Before finalising the procurement of stealth air-launched munitions, extensive market research was conducted to identify the most suitable solution for the defence forces’ needs.
Estonia’s order primarily focused on achieving long-range offensive capabilities, with precision, munition robustness, and wide-ranging simultaneous offensive capability as the critical criteria.
The market research for the procurement of long-range loitering munitions began in the spring of 2022 and included companies from the USA, Turkey, South Korea, Poland, Germany, Israel, the United Kingdom, and Estonia.
After careful consideration, Estonia chose to enter into a contract with Israel Aerospace Industries (IAI).
IAI’s President and CEO, Boaz Levi, said: “Estonia is a strategic partner for IAI. This award reflects the growing trust and relations between Estonia and our company. IAI offers a family of loitering munition missiles – providing a wide range of solutions from the tactical to the strategic level.”
The first deliveries of the long-range loitering munitions are expected to arrive in 2024, with the necessary training provided to the defence forces before deployment. The defence forces will be ready to use the systems as soon as they arrive, significantly enhancing Estonia’s defence capabilities.

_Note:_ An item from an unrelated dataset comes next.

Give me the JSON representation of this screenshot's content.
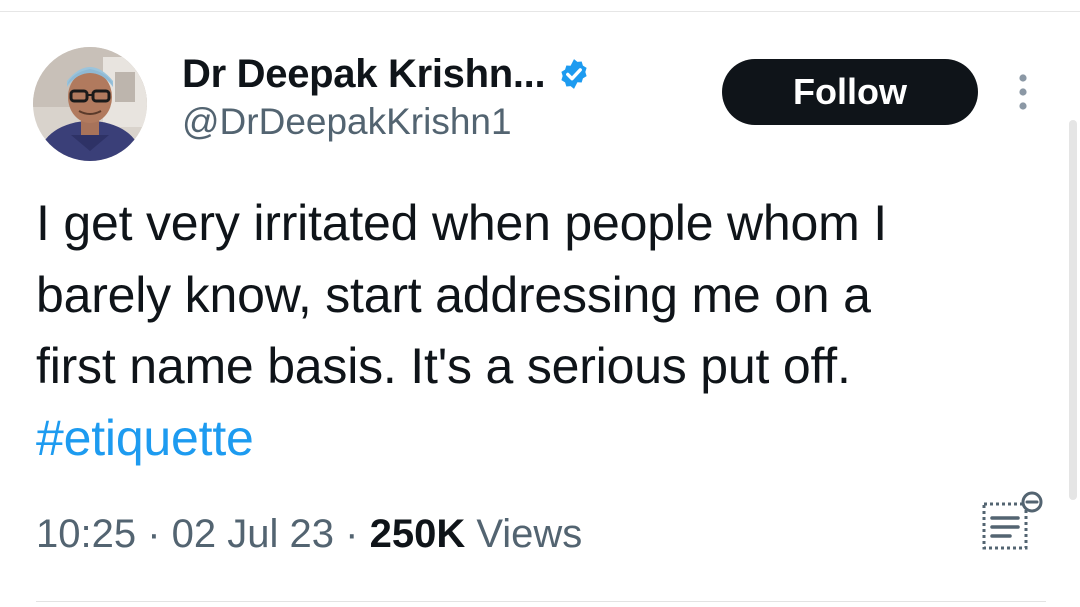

“Long-range loitering munitions are an important addition to the development of Estonia’s defence capability. The importance of indirect fire cannot be overestimated, as Russia has caused much of the destruction in Ukraine through indirect fire,” said Estonia Defence Minister Hanno Pevkur.